The Securities and Exchange Commission charged two Maryland companies Friday and their principals for a scheme that allegedly defrauded approximately 1,200 investors, many of them African immigrants, of more than $27 million.
According to the SEC’s complaint, Dennis Jali, John Frimpong, and Arley Johnson, directly and through their companies 1st Million LLC and The Smart Partners LLC, falsely told investors that their funds would be used by a team of skilled and licensed traders for foreign exchange and cryptocurrency trading, promising risk-free returns of between 6% and 42%.
The complaint alleges that the defendants often targeted vulnerable African immigrants and exploited their common ancestry and religious affiliations.
The complaint further alleges that Jali, who claimed to be a pastor and falsely held himself out as a self-made millionaire and expert trader, rented office space to conduct in-person meetings and give the appearance of a legitimate company. According to the complaint, the defendants diverted investor funds for personal use and to make Ponzi payments to prior investors.
“As alleged in our complaint, the defendants exploited religious affiliations and cultural affinities to gain investors’ trust,” said Kelly L. Gibson, Director of the SEC’s Philadelphia Regional Office. “We encourage all investors to be on high alert whenever they are offered investments promising low risk and guaranteed returns, including from members of a trusted community.”
In parallel actions, the U.S. Attorney’s Office for the District of Maryland today announced the filing of criminal charges and the U.S. Commodity Futures Trading Commission (CFTC) filed a civil action.
The SEC’s complaint, filed in federal court in Greenbelt, Maryland, charges the defendants with violating the antifraud provisions of the federal securities laws and seeks permanent injunctive relief, return of allegedly ill-gotten gains with prejudgment interest, and civil penalties.

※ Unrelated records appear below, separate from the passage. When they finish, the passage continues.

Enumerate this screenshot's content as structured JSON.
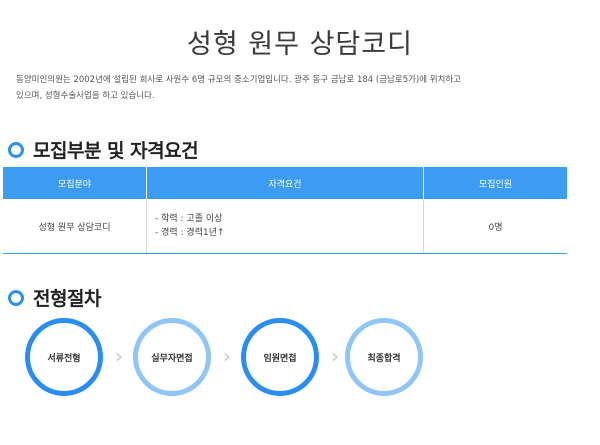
{
  "page": {
    "title": "성형 원무 상담코디",
    "intro_line1": "동양미인의원는 2002년에 설립된 회사로 사원수 6명 규모의 중소기업입니다. 광주 동구 금남로 184 (금남로5가)에 위치하고",
    "intro_line2": "있으며, 성형수술사업을 하고 있습니다."
  },
  "section_requirements": {
    "title": "모집부분 및 자격요건",
    "icon": "ring-icon",
    "table": {
      "headers": [
        "모집분야",
        "자격요건",
        "모집인원"
      ],
      "rows": [
        {
          "field": "성형 원무 상담코디",
          "qualifications": [
            "- 학력 : 고졸 이상",
            "- 경력 : 경력1년↑"
          ],
          "count": "0명"
        }
      ]
    }
  },
  "section_process": {
    "title": "전형절차",
    "icon": "ring-icon",
    "steps": [
      {
        "label": "서류전형"
      },
      {
        "label": "실무자면접"
      },
      {
        "label": "임원면접"
      },
      {
        "label": "최종합격"
      }
    ],
    "arrow_icon": "chevron-right-icon"
  },
  "colors": {
    "accent": "#2d8ff0",
    "header_bg": "#3b9cf2",
    "step_light": "#8fc6f6",
    "arrow": "#d4d4d4"
  }
}
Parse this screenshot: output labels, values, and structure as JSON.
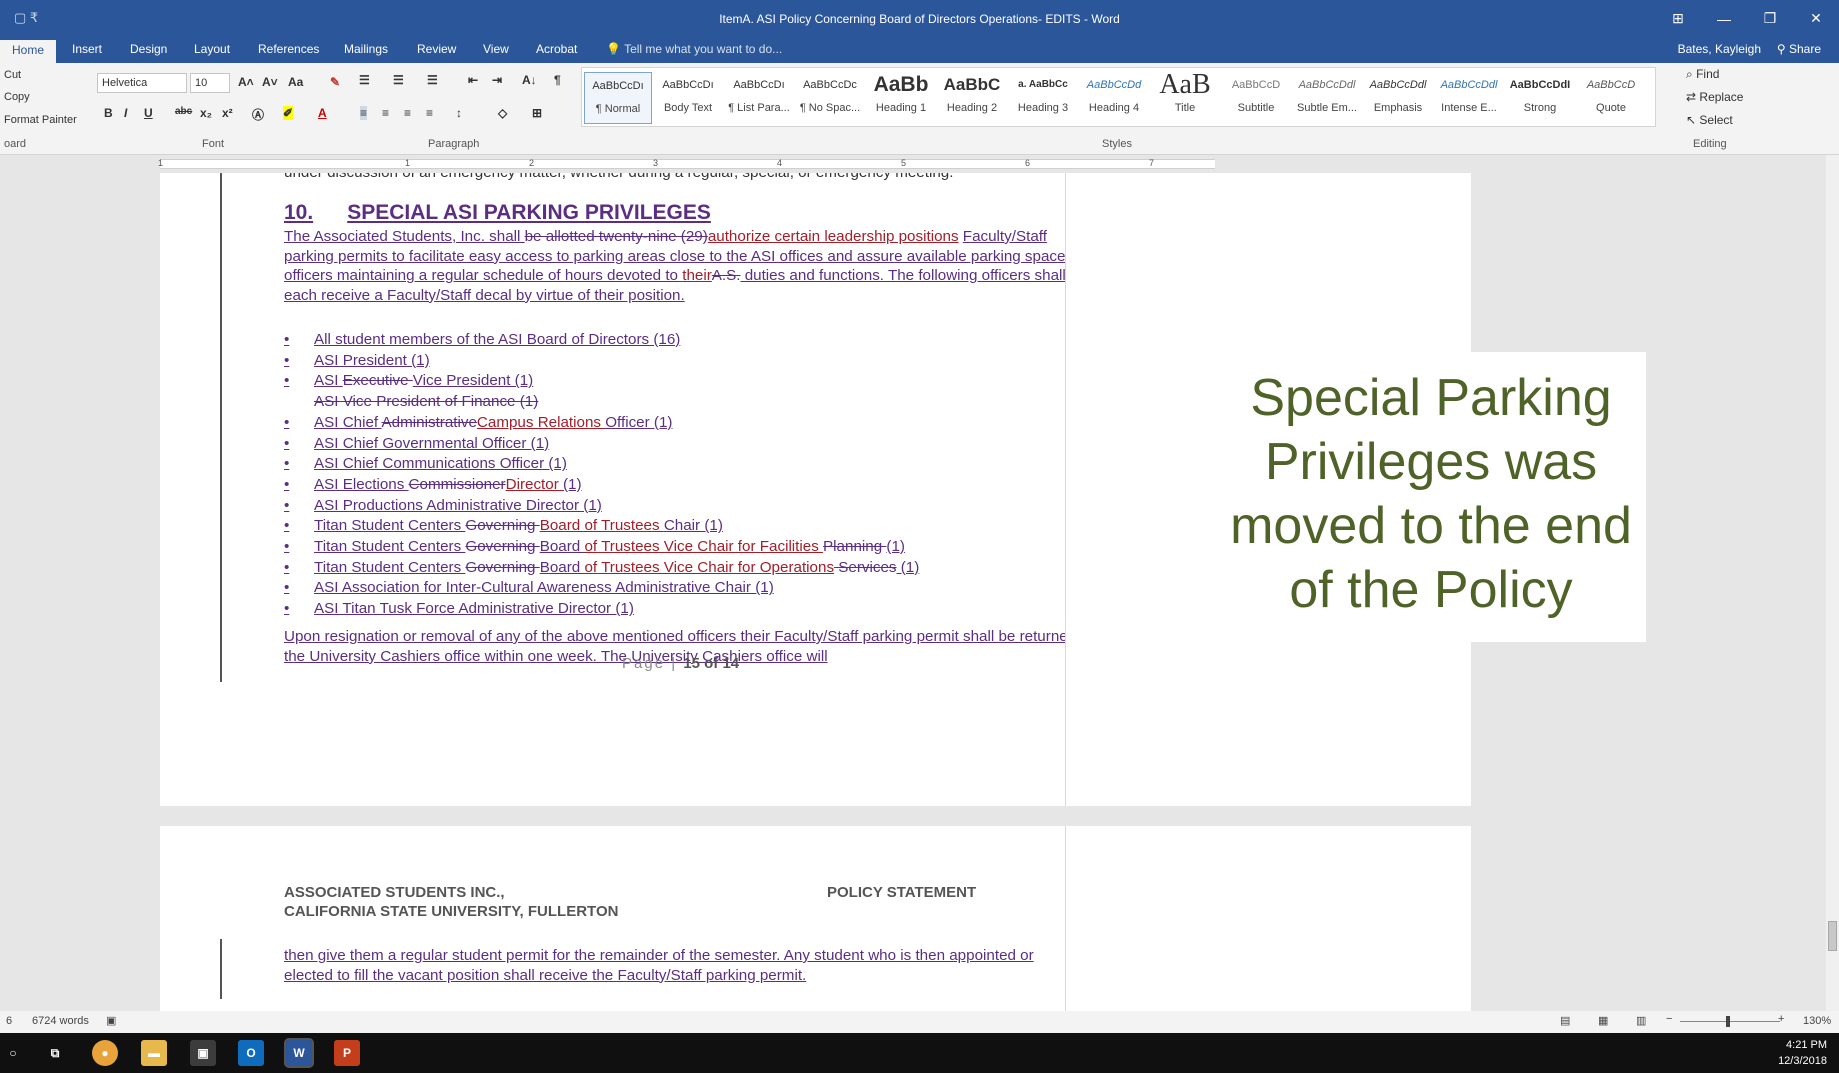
{
  "window": {
    "qat_label": "▢ ₹",
    "title": "ItemA. ASI Policy Concerning Board of Directors Operations- EDITS - Word",
    "controls": [
      "⊞",
      "—",
      "❐",
      "✕"
    ]
  },
  "tabs": {
    "items": [
      "Home",
      "Insert",
      "Design",
      "Layout",
      "References",
      "Mailings",
      "Review",
      "View",
      "Acrobat"
    ],
    "tell_me": "Tell me what you want to do...",
    "user": "Bates, Kayleigh",
    "share": "Share"
  },
  "ribbon": {
    "clipboard": {
      "cut": "Cut",
      "copy": "Copy",
      "format_painter": "Format Painter",
      "label": "oard"
    },
    "font": {
      "name": "Helvetica",
      "size": "10",
      "label": "Font",
      "bold": "B",
      "italic": "I",
      "underline": "U",
      "strike": "abc",
      "sub": "x₂",
      "sup": "x²",
      "grow": "A˄",
      "shrink": "A˅",
      "case": "Aa"
    },
    "paragraph": {
      "label": "Paragraph",
      "sort": "A↓",
      "pilcrow": "¶"
    },
    "styles": {
      "label": "Styles",
      "items": [
        {
          "preview": "AaBbCcDı",
          "name": "¶ Normal"
        },
        {
          "preview": "AaBbCcDı",
          "name": "Body Text"
        },
        {
          "preview": "AaBbCcDı",
          "name": "¶ List Para..."
        },
        {
          "preview": "AaBbCcDc",
          "name": "¶ No Spac..."
        },
        {
          "preview": "AaBb",
          "name": "Heading 1"
        },
        {
          "preview": "AaBbC",
          "name": "Heading 2"
        },
        {
          "preview": "a. AaBbCc",
          "name": "Heading 3"
        },
        {
          "preview": "AaBbCcDd",
          "name": "Heading 4"
        },
        {
          "preview": "AaB",
          "name": "Title"
        },
        {
          "preview": "AaBbCcD",
          "name": "Subtitle"
        },
        {
          "preview": "AaBbCcDdl",
          "name": "Subtle Em..."
        },
        {
          "preview": "AaBbCcDdl",
          "name": "Emphasis"
        },
        {
          "preview": "AaBbCcDdl",
          "name": "Intense E..."
        },
        {
          "preview": "AaBbCcDdI",
          "name": "Strong"
        },
        {
          "preview": "AaBbCcD",
          "name": "Quote"
        }
      ]
    },
    "editing": {
      "find": "Find",
      "replace": "Replace",
      "select": "Select",
      "label": "Editing"
    }
  },
  "ruler": {
    "numbers": [
      "1",
      "1",
      "2",
      "3",
      "4",
      "5",
      "6",
      "7"
    ]
  },
  "document": {
    "prev_line": "under discussion of an emergency matter, whether during a regular, special, or emergency meeting.",
    "heading_number": "10.",
    "heading_text": "SPECIAL ASI PARKING PRIVILEGES",
    "para1": {
      "a": "The Associated Students, Inc. shall ",
      "del1": "be allotted twenty-nine (29)",
      "ins1": "authorize certain leadership positions",
      "b": "Faculty/Staff parking permits to facilitate easy access to parking areas close to the ASI offices and assure available parking space for officers maintaining a regular schedule of hours devoted to ",
      "ins2": "their",
      "del2": "A.S.",
      "c": " duties and functions. The following officers shall each receive a Faculty/Staff decal by virtue of their position."
    },
    "bullets": [
      {
        "bullet": "•",
        "parts": [
          {
            "t": "All student members of the ASI Board of Directors (16)",
            "s": "ins"
          }
        ]
      },
      {
        "bullet": "•",
        "parts": [
          {
            "t": "ASI President (1)",
            "s": "ins"
          }
        ]
      },
      {
        "bullet": "•",
        "parts": [
          {
            "t": "ASI ",
            "s": "ins"
          },
          {
            "t": "Executive ",
            "s": "del"
          },
          {
            "t": "Vice President (1)",
            "s": "ins"
          }
        ]
      },
      {
        "bullet": "",
        "parts": [
          {
            "t": "ASI Vice President of Finance (1)",
            "s": "del"
          }
        ]
      },
      {
        "bullet": "•",
        "parts": [
          {
            "t": "ASI Chief ",
            "s": "ins"
          },
          {
            "t": "Administrative",
            "s": "del"
          },
          {
            "t": "Campus Relations ",
            "s": "insr"
          },
          {
            "t": "Officer (1)",
            "s": "ins"
          }
        ]
      },
      {
        "bullet": "•",
        "parts": [
          {
            "t": "ASI Chief Governmental Officer (1)",
            "s": "ins"
          }
        ]
      },
      {
        "bullet": "•",
        "parts": [
          {
            "t": "ASI Chief Communications Officer (1)",
            "s": "ins"
          }
        ]
      },
      {
        "bullet": "•",
        "parts": [
          {
            "t": "ASI Elections ",
            "s": "ins"
          },
          {
            "t": "Commissioner",
            "s": "del"
          },
          {
            "t": "Director ",
            "s": "insr"
          },
          {
            "t": "(1)",
            "s": "ins"
          }
        ]
      },
      {
        "bullet": "•",
        "parts": [
          {
            "t": "ASI Productions Administrative Director (1)",
            "s": "ins"
          }
        ]
      },
      {
        "bullet": "•",
        "parts": [
          {
            "t": "Titan Student Centers ",
            "s": "ins"
          },
          {
            "t": "Governing ",
            "s": "del"
          },
          {
            "t": "Board of Trustees ",
            "s": "insr"
          },
          {
            "t": "Chair (1)",
            "s": "ins"
          }
        ]
      },
      {
        "bullet": "•",
        "parts": [
          {
            "t": "Titan Student Centers ",
            "s": "ins"
          },
          {
            "t": "Governing ",
            "s": "del"
          },
          {
            "t": "Board ",
            "s": "ins"
          },
          {
            "t": "of Trustees Vice Chair for Facilities ",
            "s": "insr"
          },
          {
            "t": "Planning ",
            "s": "del"
          },
          {
            "t": "(1)",
            "s": "ins"
          }
        ]
      },
      {
        "bullet": "•",
        "parts": [
          {
            "t": "Titan Student Centers ",
            "s": "ins"
          },
          {
            "t": "Governing ",
            "s": "del"
          },
          {
            "t": "Board ",
            "s": "ins"
          },
          {
            "t": "of Trustees Vice Chair for Operations",
            "s": "insr"
          },
          {
            "t": " Services",
            "s": "del"
          },
          {
            "t": " (1)",
            "s": "ins"
          }
        ]
      },
      {
        "bullet": "•",
        "parts": [
          {
            "t": "ASI Association for Inter-Cultural Awareness Administrative Chair (1)",
            "s": "ins"
          }
        ]
      },
      {
        "bullet": "•",
        "parts": [
          {
            "t": "ASI Titan Tusk Force Administrative Director (1)",
            "s": "ins"
          }
        ]
      }
    ],
    "para2": "Upon resignation or removal of any of the above mentioned officers their Faculty/Staff parking permit shall be returned to the University Cashiers office within one week. The University Cashiers office will",
    "footer_prefix": "Page |",
    "footer_page": "15 of 14",
    "callout": "Special Parking Privileges was moved to the end of the Policy",
    "next_header_left1": "ASSOCIATED STUDENTS INC.,",
    "next_header_left2": "CALIFORNIA STATE UNIVERSITY, FULLERTON",
    "next_header_right": "POLICY STATEMENT",
    "next_para": "then give them a regular student permit for the remainder of the semester. Any student who is then appointed or elected to fill the vacant position shall receive the Faculty/Staff parking permit."
  },
  "status": {
    "page": "6",
    "words": "6724 words",
    "zoom": "130%"
  },
  "taskbar": {
    "time": "4:21 PM",
    "date": "12/3/2018"
  },
  "colors": {
    "title_blue": "#2b579a",
    "insert_purple": "#5b2e82",
    "insert_red": "#a31e28",
    "callout_green": "#4f6228"
  }
}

The SEC also named Access2Assets as a relief defendant, seeking the return of proceeds of the alleged fraud to which it had no legitimate claim.
The SEC’s continuing investigation is being conducted by Matthew S. Raalf, Katie E. Hopkins, and Jacquelyn D. King in the Philadelphia Regional Office, under the supervision of Assunta Vivolo and Ms. Gibson. The SEC’s litigation will be led by Jennifer C. Barry and Karen M. Klotz.
The SEC’s Office of Investor Education and Advocacy encourages investors to review the Investor Alerts on affinity fraud, Have Something in Common with Someone Selling an Investment? It May Make You a Target for Fraud and Avoiding Investment Fraud in Your Faith-Based Community, and to access the investor protection resources at Investor.gov. Investors can also learn more about Ponzi scheme red flags and check out the background of their investment professional by using the free and simple search tool at the SEC’s Investor.gov website.
The SEC appreciates the assistance of the U.S. Attorney’s Office for the District of Maryland, the Federal Bureau of Investigation, the U.S. Secret Service, the U.S. Postal Inspection Service, the CFTC, the Financial Sector Conduct Authority of South Africa, and the Financial Conduct Authority in the United Kingdom.